Published: Thu, March 21, 2019
Global News | By Blake Casey

Raw Politics in full: Brexit delay and Fidesz party vote

Raw Politics in full: Brexit delay and Fidesz party vote

In incendiary remarks during Prime Minister's Questions, she accused MPs on all sides of "navel-gazing" and said parliament had "indulged itself on Europe for too long".

May said that would be unacceptable.

British MPs have hit out at Prime Minister Theresa May after she blamed their "political games" and indecision for the latest Brexit delay.

She is unwilling to ask for a long extension, which would infuriate the pro-Brexit wing of her divided Conservative Party.

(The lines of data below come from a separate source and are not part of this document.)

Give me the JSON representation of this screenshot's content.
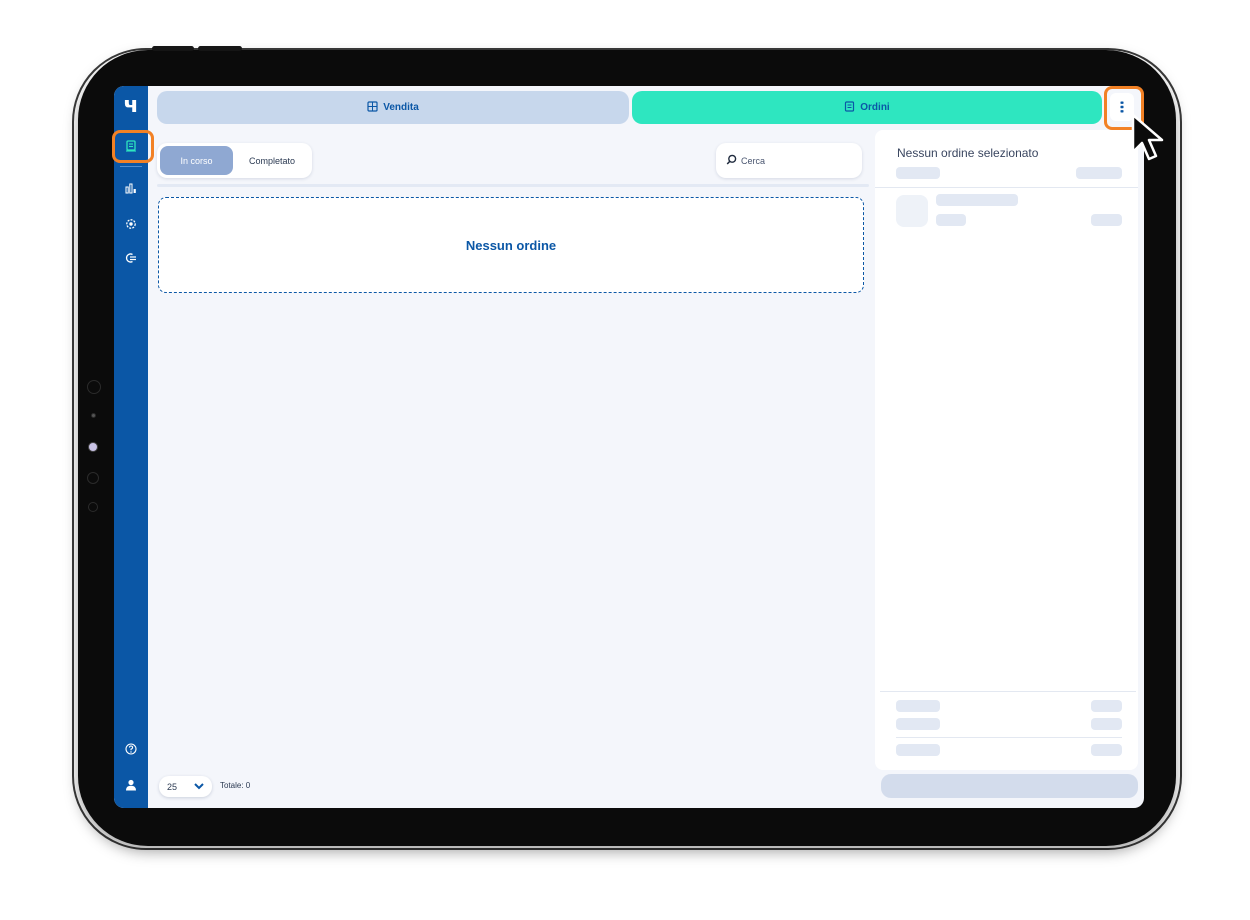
{
  "app": {
    "logo_glyph": "ч",
    "colors": {
      "brand": "#0b57a6",
      "accent": "#2ee6c0",
      "highlight": "#f28125"
    }
  },
  "sidebar": {
    "items": [
      {
        "icon": "orders-icon",
        "active": true
      },
      {
        "icon": "stats-icon"
      },
      {
        "icon": "settings-icon"
      },
      {
        "icon": "logout-icon"
      }
    ],
    "bottom_items": [
      {
        "icon": "help-icon"
      },
      {
        "icon": "user-icon"
      }
    ]
  },
  "tabs": [
    {
      "label": "Vendita",
      "icon": "register-icon",
      "active": false
    },
    {
      "label": "Ordini",
      "icon": "receipt-icon",
      "active": true
    }
  ],
  "filters": {
    "in_progress": "In corso",
    "completed": "Completato",
    "selected": "In corso"
  },
  "search": {
    "placeholder": "Cerca"
  },
  "orders": {
    "empty_message": "Nessun ordine",
    "items": []
  },
  "pagination": {
    "page_size": "25",
    "total_label": "Totale: 0"
  },
  "detail_panel": {
    "title": "Nessun ordine selezionato"
  }
}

May said it was not in Britain's interests to take part in European elections.

But a leading European Commission official said a June 30 extension would cause "legal uncertainty" for the bloc.

Concerns have been raised over Fidesz's anti-immigration and anti-EU dialogue, which included a campaign - funded by the Hungarian government - that took aim at EU Commission President Jean-Claude Juncker. "We have intensively moved towards Britain, there can be no more". May still faces the same problem: she must win over the Tory rebels and Northern Ireland's Democratic Unionist Party, which is against the deal and whose 10 MPs prop up Ms.

The increasing tension came as a new YouGov opinion poll conducted on March 19 found that 52 per cent of people want a Brextension, while 35 per cent say Britain should leave next with no deal.

Alison McGovern, another opposition Labour lawmaker, requested an emergency debate in Parliament on Brexit, seeking to challenge May's reported pursuit of a short delay. "Prime Minister, if you continue to apply for an extension to [the deadline], you will be betraying the British people".

"You, the public, have had enough", she said. That scuttled May's plan to try a third time to get the agreement approved.

British PM Theresa May to ask EU for short Brexit delay

John Bercow provoked uproar at Westminster on Monday when he ruled that the Government can not bring the Prime Minister's deal back for a third "meaningful vote" without substantial changes.

"But this will clearly not be completed before 29 March 2019", she wrote, adding that the timetable for passing the necessary legislation to allow Brexit was "inevitably uncertain".

The UK will only get an extension if all 27 European Union countries agree to the move.

"A situation in which Mrs May is unable to deliver sufficient guarantees on the credibility of her strategy at the European Council meeting would lead to the request being refused and a preference for a no deal", he told parliament.

The Leader of the House Andrea Leadsom is understood to have told the meeting: "This used to be the Cabinet that would deliver Brexit and now from what I'm hearing it's not". Writing in the Daily Telegraph, Trump Jr. said "democracy in the all but dead".

Both sides are critical of May's approach to an extension: Brexiteers say it will betray voters' decision in 2016 to leave the European Union; pro-Europeans say it will only prolong Britain's Brexit crisis.

We asked you the question already and you gave us your answer.

May would need to either convince her entire party plus Northern Ireland's DUP to support the deal, or she would need to convince several dozen opposition MPs to defy their own parties and support it.

"If that doesn't happen, and if Great Britain does not leave at the end of March, then we are, I am sorry to say, in the hands of God", he said. "But I think even God has a limit to his patience".

Behind Trump’s plan to beat the Mueller report
Trump jumped on the survey's finding that half of Americans agree with his claim that the Mueller probe is a "witch hunt". Almost half, 47 percent, disagree with that assertion; only 3 percent don't have an opinion on the issue.

Like this: